For obvious reasons it was a humble Passover seder. There were no fancy table settings. In fact, there was no table in the prison chapel. We put a few wooden boxes together, covered them with a white bedsheet and that was our seder table. We did not recline on feather pillows (as is customary) but sat on plastic folding chairs. Our seder plates were Styrofoam, we had fruit punch instead of wine and our “candles” were overhead fluorescent lights.
Yet this Passover celebration felt right—maybe a little like the one Yeshua (Jesus) observed with His disciples the night of His betrayal. No frills but plenty of brotherly love. To see the joy around that “table,” one wouldn’t have imagined that we were celebrating in prison. You see, Dennis and James are both Jewish believers in Jesus. They know the kind of freedom most men have never imagined. They are serving the balance of time owed to the state, but their pardon has long since been secured in the heavenlies.
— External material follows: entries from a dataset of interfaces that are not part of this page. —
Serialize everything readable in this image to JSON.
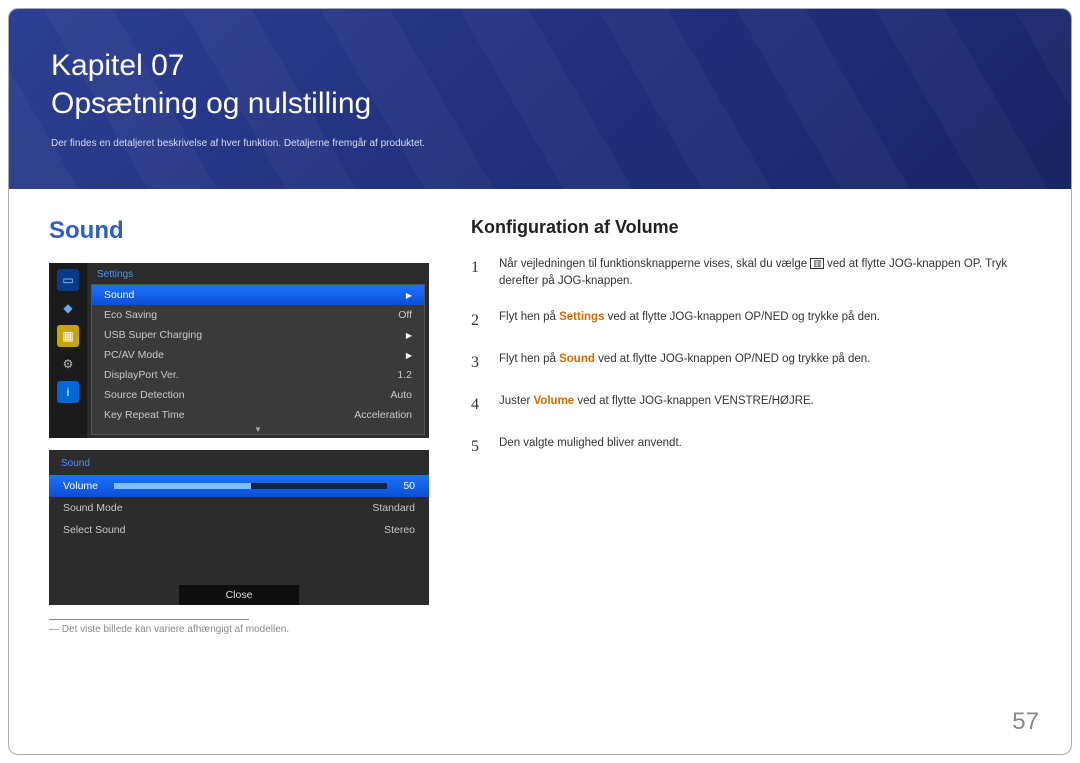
{
  "banner": {
    "chapter_line": "Kapitel 07",
    "title_line": "Opsætning og nulstilling",
    "description": "Der findes en detaljeret beskrivelse af hver funktion. Detaljerne fremgår af produktet."
  },
  "left": {
    "section_title": "Sound",
    "osd_settings": {
      "header": "Settings",
      "rows": [
        {
          "label": "Sound",
          "value": "",
          "selected": true,
          "arrow": true
        },
        {
          "label": "Eco Saving",
          "value": "Off"
        },
        {
          "label": "USB Super Charging",
          "value": "",
          "arrow": true
        },
        {
          "label": "PC/AV Mode",
          "value": "",
          "arrow": true
        },
        {
          "label": "DisplayPort Ver.",
          "value": "1.2"
        },
        {
          "label": "Source Detection",
          "value": "Auto"
        },
        {
          "label": "Key Repeat Time",
          "value": "Acceleration"
        }
      ],
      "scroll_indicator": "▼"
    },
    "osd_sound": {
      "header": "Sound",
      "rows": [
        {
          "label": "Volume",
          "value": "50",
          "selected": true,
          "slider": true
        },
        {
          "label": "Sound Mode",
          "value": "Standard"
        },
        {
          "label": "Select Sound",
          "value": "Stereo"
        }
      ],
      "close": "Close"
    },
    "sidebar_icons": [
      "monitor-icon",
      "rotate-icon",
      "palette-icon",
      "gear-icon",
      "info-icon"
    ],
    "footnote_marker": "―",
    "footnote": "Det viste billede kan variere afhængigt af modellen."
  },
  "right": {
    "subtitle": "Konfiguration af Volume",
    "steps": [
      {
        "n": "1",
        "pre": "Når vejledningen til funktionsknapperne vises, skal du vælge ",
        "glyph": "▥",
        "post": " ved at flytte JOG-knappen OP. Tryk derefter på JOG-knappen."
      },
      {
        "n": "2",
        "pre": "Flyt hen på ",
        "kw": "Settings",
        "kw_class": "kw-settings",
        "post": " ved at flytte JOG-knappen OP/NED og trykke på den."
      },
      {
        "n": "3",
        "pre": "Flyt hen på ",
        "kw": "Sound",
        "kw_class": "kw-sound",
        "post": " ved at flytte JOG-knappen OP/NED og trykke på den."
      },
      {
        "n": "4",
        "pre": "Juster ",
        "kw": "Volume",
        "kw_class": "kw-volume",
        "post": " ved at flytte JOG-knappen VENSTRE/HØJRE."
      },
      {
        "n": "5",
        "pre": "Den valgte mulighed bliver anvendt.",
        "kw": "",
        "post": ""
      }
    ]
  },
  "page_number": "57"
}
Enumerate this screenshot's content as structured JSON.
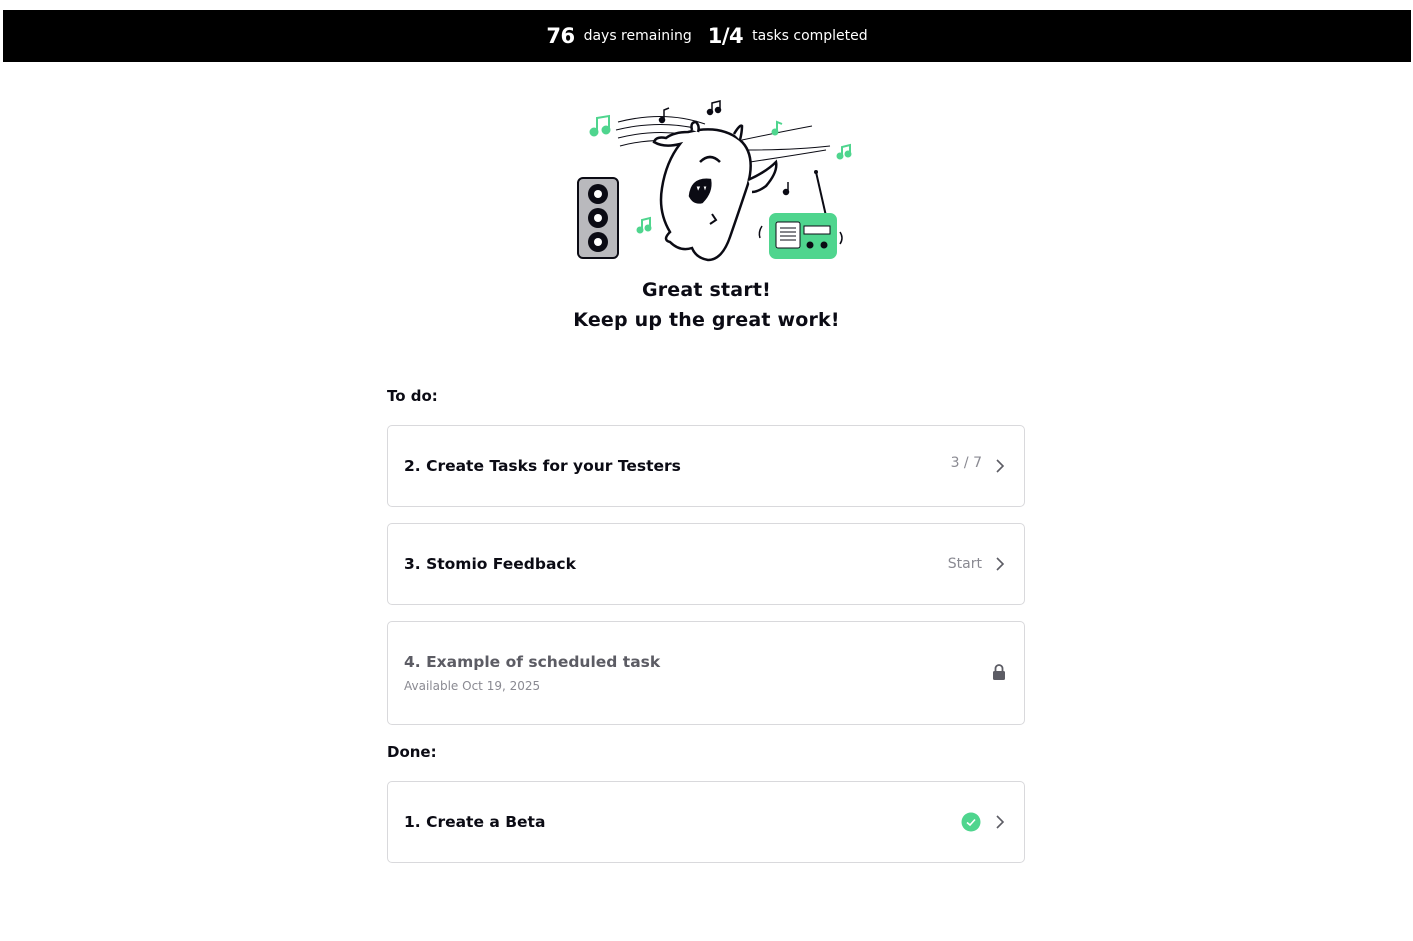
{
  "header": {
    "days_remaining_value": "76",
    "days_remaining_label": "days remaining",
    "tasks_value": "1/4",
    "tasks_label": "tasks completed"
  },
  "hero": {
    "line1": "Great start!",
    "line2": "Keep up the great work!"
  },
  "todo": {
    "label": "To do:",
    "tasks": [
      {
        "title": "2. Create Tasks for your Testers",
        "status": "3 / 7"
      },
      {
        "title": "3. Stomio Feedback",
        "status": "Start"
      },
      {
        "title": "4. Example of scheduled task",
        "subtitle": "Available Oct 19, 2025"
      }
    ]
  },
  "done": {
    "label": "Done:",
    "tasks": [
      {
        "title": "1. Create a Beta"
      }
    ]
  },
  "colors": {
    "accent_green": "#4fd58e",
    "ink": "#0b0b14",
    "muted": "#8a8a92",
    "border": "#d9d9dc"
  }
}
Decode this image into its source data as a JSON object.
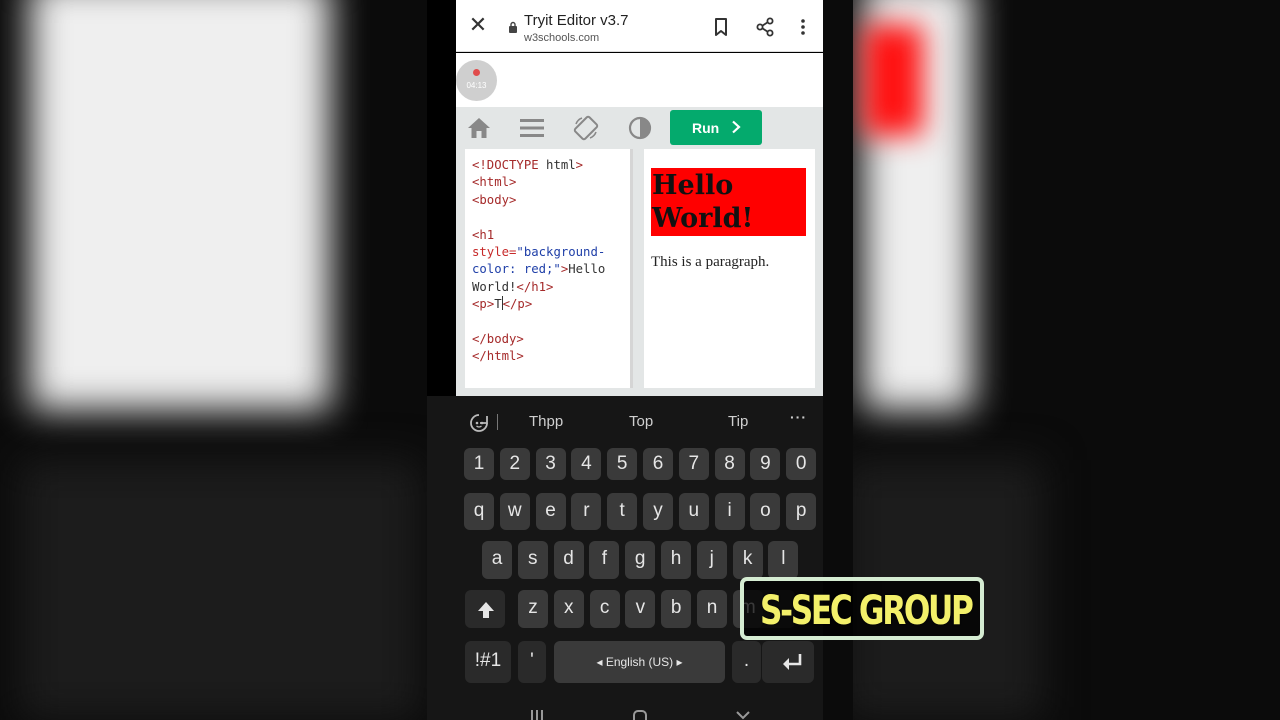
{
  "browser": {
    "title": "Tryit Editor v3.7",
    "url": "w3schools.com"
  },
  "recording": {
    "time": "04:13"
  },
  "toolbar": {
    "run_label": "Run",
    "run_color": "#04aa6d"
  },
  "code_lines": [
    "<!DOCTYPE html>",
    "<html>",
    "<body>",
    "",
    "<h1",
    "style=\"background-",
    "color: red;\">Hello",
    "World!</h1>",
    "<p>T</p>",
    "",
    "</body>",
    "</html>"
  ],
  "preview": {
    "heading_line1": "Hello",
    "heading_line2": "World!",
    "heading_bg": "#ff0000",
    "paragraph": "This is a paragraph."
  },
  "keyboard": {
    "suggestions": [
      "Thpp",
      "Top",
      "Tip"
    ],
    "number_row": [
      "1",
      "2",
      "3",
      "4",
      "5",
      "6",
      "7",
      "8",
      "9",
      "0"
    ],
    "row_q": [
      "q",
      "w",
      "e",
      "r",
      "t",
      "y",
      "u",
      "i",
      "o",
      "p"
    ],
    "row_a": [
      "a",
      "s",
      "d",
      "f",
      "g",
      "h",
      "j",
      "k",
      "l"
    ],
    "row_z": [
      "z",
      "x",
      "c",
      "v",
      "b",
      "n",
      "m"
    ],
    "symbols_key": "!#1",
    "apostrophe_key": "'",
    "space_label": "English (US)",
    "period_key": "."
  },
  "overlay": {
    "brand": "S-SEC GROUP",
    "text_color": "#f3f06a",
    "border_color": "#d5ecd2"
  }
}
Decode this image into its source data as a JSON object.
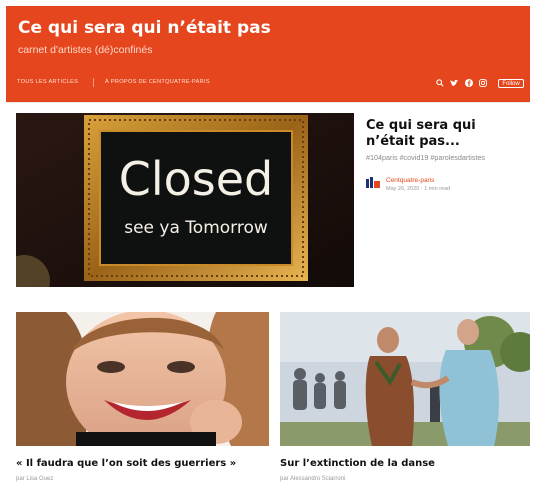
{
  "header": {
    "title": "Ce qui sera qui n’était pas",
    "subtitle": "carnet d'artistes (dé)confinés",
    "nav": [
      "TOUS LES ARTICLES",
      "À PROPOS DE CENTQUATRE-PARIS"
    ],
    "social_icons": [
      "search-icon",
      "twitter-icon",
      "facebook-icon",
      "instagram-icon"
    ],
    "follow_label": "Follow",
    "accent_color": "#e5461d"
  },
  "feature": {
    "image_text_line1": "Closed",
    "image_text_line2": "see ya Tomorrow",
    "title": "Ce qui sera qui n’était pas...",
    "tags": "#104paris #covid19 #parolesdartistes",
    "author": "Centquatre-paris",
    "meta": "May 26, 2020 · 1 min read"
  },
  "cards": [
    {
      "title": "« Il faudra que l’on soit des guerriers »",
      "author": "par Lisa Guez"
    },
    {
      "title": "Sur l’extinction de la danse",
      "author": "par Alessandro Sciarroni"
    }
  ]
}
Chaplain Joe, Dennis, James and I packed as much praying, singing and fun as we possibly could into an hour. (That is as much time as we were allowed.) Please pray for these men, that they may continue to walk with the Lord in a dark and dreary place. Pray also for their families and that God will provide for them upon their release (especially James, whose sentence is drawing to an end). Please pray as well that I might minister to more Jewish men in prison. Yeshua can set them free, even in lockup.
Update: Glenn has continued to visit James and Dennis every two or three weeks. Dennis introduced Glenn to Rich, another Jewish inmate who knows the Lord but has acknowledged his need to rededicate his life to Him. Please pray for Rich as he seems to be moving in that direction.